▶ **Task item**:
Return each line in the records below that includes "Chọn".

▶ **Data under study**:
=== Begin Enclosure ===
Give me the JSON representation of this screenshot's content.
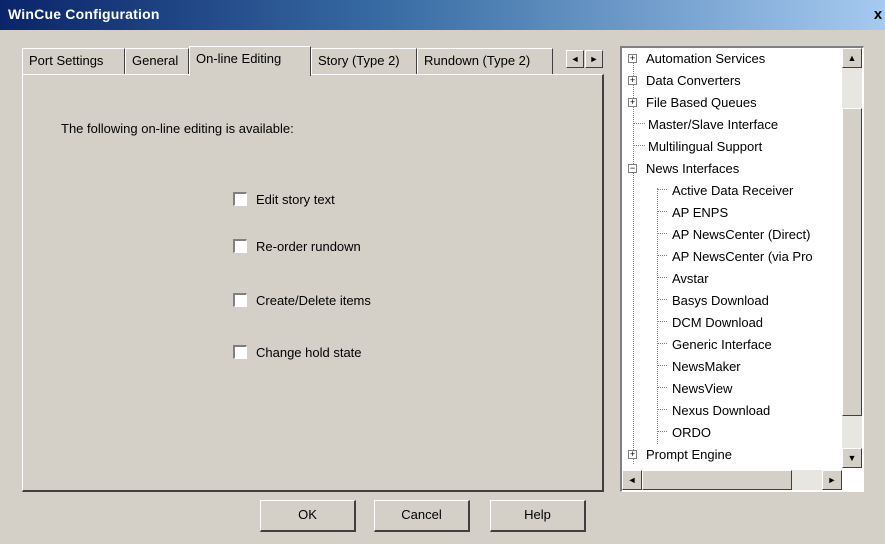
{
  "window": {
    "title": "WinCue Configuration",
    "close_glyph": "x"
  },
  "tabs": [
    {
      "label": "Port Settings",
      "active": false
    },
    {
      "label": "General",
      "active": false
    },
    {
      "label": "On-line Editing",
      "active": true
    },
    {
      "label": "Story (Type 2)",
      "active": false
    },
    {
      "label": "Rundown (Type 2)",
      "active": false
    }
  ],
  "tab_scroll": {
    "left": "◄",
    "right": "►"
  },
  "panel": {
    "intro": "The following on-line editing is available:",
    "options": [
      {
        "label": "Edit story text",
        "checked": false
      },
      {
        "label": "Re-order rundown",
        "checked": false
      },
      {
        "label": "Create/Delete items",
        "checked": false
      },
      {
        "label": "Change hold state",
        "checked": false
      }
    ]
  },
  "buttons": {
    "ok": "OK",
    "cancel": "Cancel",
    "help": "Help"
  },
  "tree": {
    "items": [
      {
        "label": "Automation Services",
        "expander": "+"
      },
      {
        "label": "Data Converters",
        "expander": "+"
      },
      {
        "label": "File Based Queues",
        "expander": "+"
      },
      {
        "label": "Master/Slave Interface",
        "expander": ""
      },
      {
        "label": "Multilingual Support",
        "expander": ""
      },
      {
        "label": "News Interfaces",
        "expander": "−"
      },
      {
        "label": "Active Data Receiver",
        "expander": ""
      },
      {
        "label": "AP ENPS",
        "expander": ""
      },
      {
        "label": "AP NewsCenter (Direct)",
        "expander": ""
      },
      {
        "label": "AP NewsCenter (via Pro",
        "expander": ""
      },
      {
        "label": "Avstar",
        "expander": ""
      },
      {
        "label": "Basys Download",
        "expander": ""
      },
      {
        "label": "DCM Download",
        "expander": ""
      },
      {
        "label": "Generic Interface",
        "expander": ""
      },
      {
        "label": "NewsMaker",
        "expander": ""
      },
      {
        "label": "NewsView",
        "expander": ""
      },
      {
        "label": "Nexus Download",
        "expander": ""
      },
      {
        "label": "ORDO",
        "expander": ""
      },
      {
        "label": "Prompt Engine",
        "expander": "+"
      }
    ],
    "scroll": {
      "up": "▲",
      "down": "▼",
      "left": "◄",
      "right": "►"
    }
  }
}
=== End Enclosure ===
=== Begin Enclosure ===
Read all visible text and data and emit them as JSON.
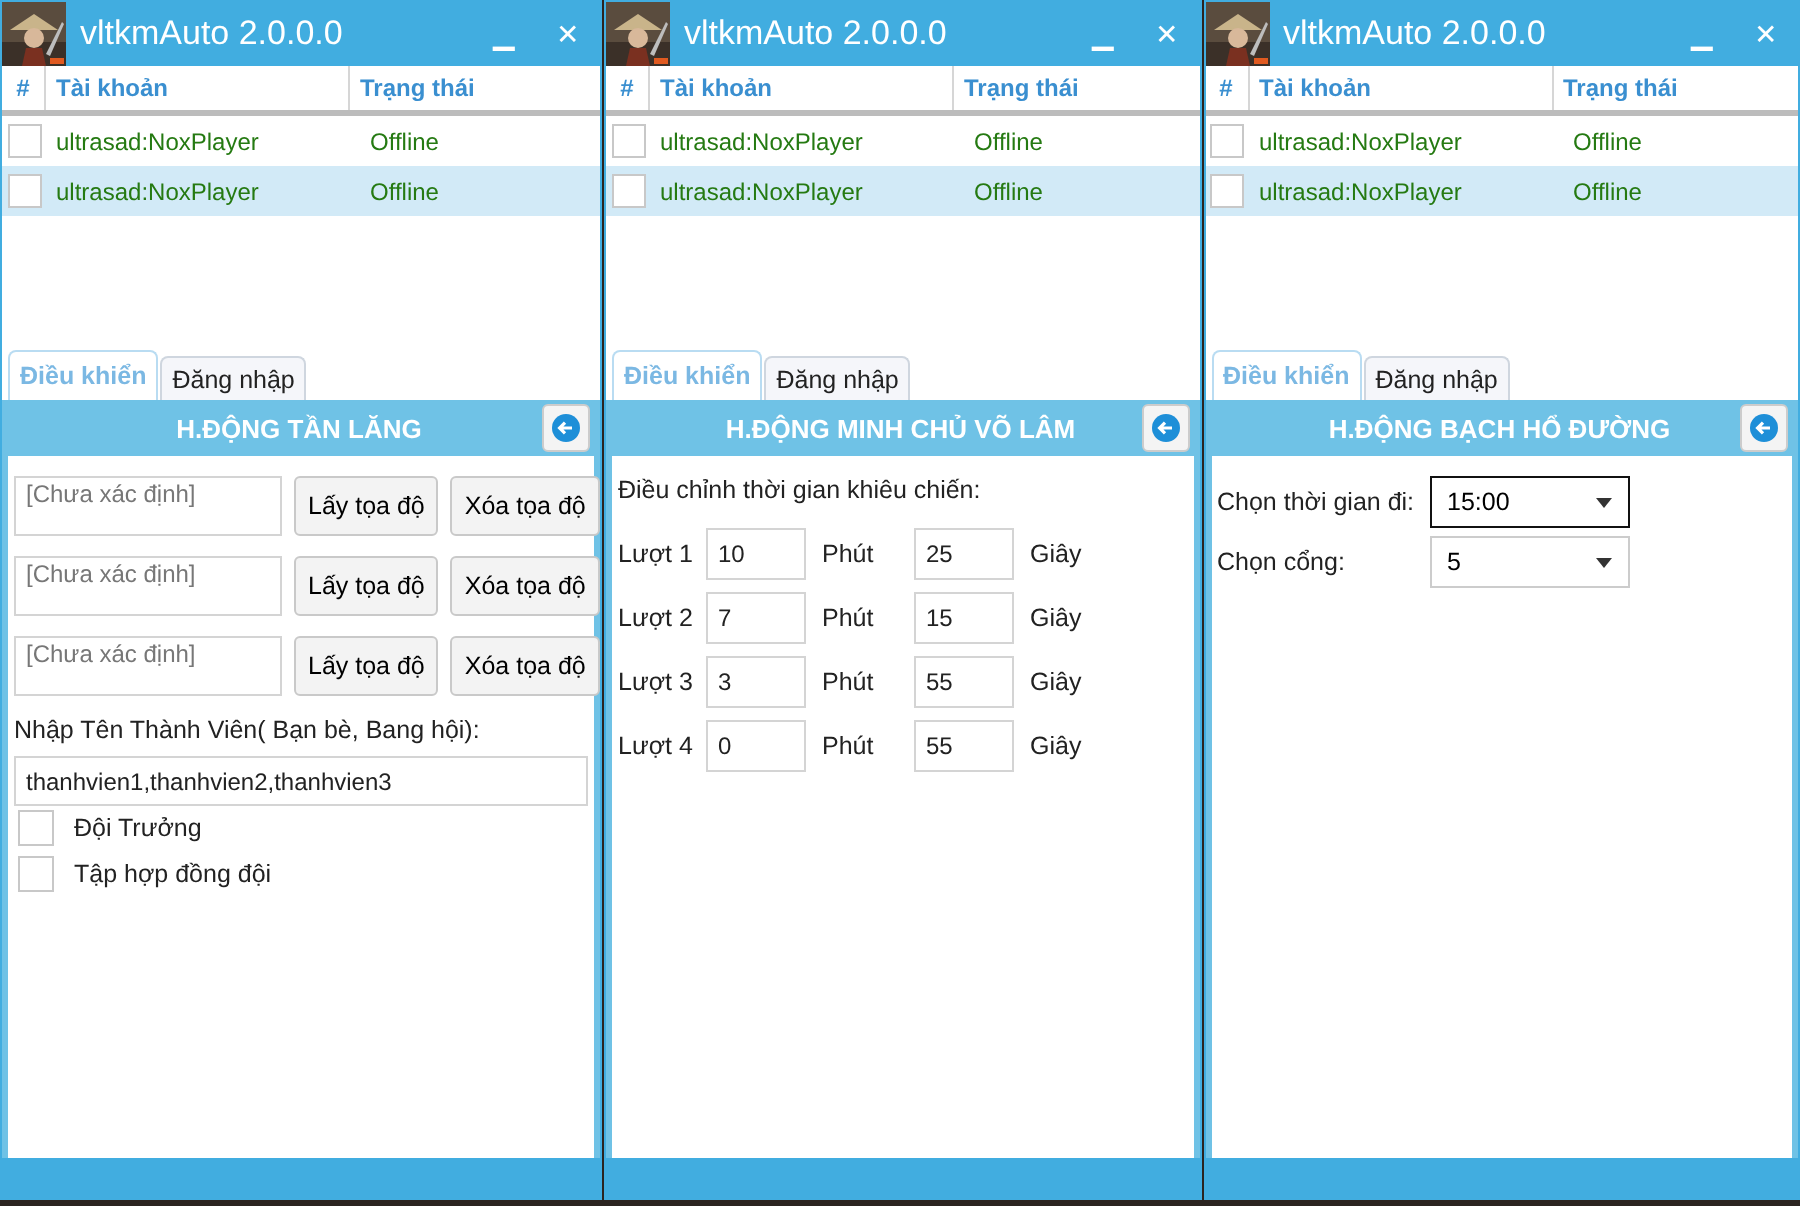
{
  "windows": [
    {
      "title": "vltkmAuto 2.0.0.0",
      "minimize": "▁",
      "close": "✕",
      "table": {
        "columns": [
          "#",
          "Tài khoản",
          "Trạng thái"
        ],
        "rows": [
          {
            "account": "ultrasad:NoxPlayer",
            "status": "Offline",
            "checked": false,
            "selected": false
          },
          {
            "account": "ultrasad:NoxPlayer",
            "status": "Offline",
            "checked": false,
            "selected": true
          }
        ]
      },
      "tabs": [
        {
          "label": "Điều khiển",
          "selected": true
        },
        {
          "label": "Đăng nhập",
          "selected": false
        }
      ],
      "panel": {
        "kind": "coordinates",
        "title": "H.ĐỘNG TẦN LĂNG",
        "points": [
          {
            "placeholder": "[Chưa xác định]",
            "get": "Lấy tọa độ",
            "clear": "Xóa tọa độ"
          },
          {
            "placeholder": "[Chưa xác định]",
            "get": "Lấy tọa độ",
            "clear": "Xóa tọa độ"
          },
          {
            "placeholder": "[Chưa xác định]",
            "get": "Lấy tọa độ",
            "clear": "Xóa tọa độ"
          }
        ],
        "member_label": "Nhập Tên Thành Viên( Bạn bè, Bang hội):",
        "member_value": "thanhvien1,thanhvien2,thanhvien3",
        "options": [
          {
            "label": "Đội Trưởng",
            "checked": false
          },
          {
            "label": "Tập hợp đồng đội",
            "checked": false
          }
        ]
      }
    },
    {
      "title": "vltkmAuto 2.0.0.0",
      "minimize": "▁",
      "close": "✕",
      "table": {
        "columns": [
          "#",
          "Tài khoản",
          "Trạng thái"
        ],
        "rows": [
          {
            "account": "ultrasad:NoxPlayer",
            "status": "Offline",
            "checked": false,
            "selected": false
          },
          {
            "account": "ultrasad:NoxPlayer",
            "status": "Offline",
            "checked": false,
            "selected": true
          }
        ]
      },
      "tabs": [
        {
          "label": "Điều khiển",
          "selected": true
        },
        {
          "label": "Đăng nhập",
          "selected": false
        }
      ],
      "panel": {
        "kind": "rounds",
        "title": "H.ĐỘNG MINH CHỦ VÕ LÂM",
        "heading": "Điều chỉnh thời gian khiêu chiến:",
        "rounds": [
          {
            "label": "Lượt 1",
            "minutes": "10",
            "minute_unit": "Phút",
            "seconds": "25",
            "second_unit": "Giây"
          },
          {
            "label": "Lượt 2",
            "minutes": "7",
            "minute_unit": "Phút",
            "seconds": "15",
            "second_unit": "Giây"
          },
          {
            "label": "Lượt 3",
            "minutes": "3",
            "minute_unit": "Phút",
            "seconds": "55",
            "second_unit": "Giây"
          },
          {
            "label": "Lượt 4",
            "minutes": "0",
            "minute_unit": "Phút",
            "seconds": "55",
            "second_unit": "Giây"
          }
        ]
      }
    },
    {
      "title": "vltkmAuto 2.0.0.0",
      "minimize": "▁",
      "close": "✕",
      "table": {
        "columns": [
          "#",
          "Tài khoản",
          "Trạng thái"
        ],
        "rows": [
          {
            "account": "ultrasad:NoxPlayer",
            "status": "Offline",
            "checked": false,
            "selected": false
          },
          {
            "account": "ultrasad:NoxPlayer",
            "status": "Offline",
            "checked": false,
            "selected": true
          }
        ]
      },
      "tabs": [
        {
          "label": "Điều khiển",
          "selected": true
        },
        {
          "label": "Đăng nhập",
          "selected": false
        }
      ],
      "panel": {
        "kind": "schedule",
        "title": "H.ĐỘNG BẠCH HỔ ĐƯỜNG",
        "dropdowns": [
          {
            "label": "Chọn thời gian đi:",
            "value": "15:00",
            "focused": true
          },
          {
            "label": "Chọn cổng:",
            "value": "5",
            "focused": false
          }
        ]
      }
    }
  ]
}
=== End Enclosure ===
▶ **Exercise result**:
            "label": "Chọn thời gian đi:",
            "label": "Chọn cổng:",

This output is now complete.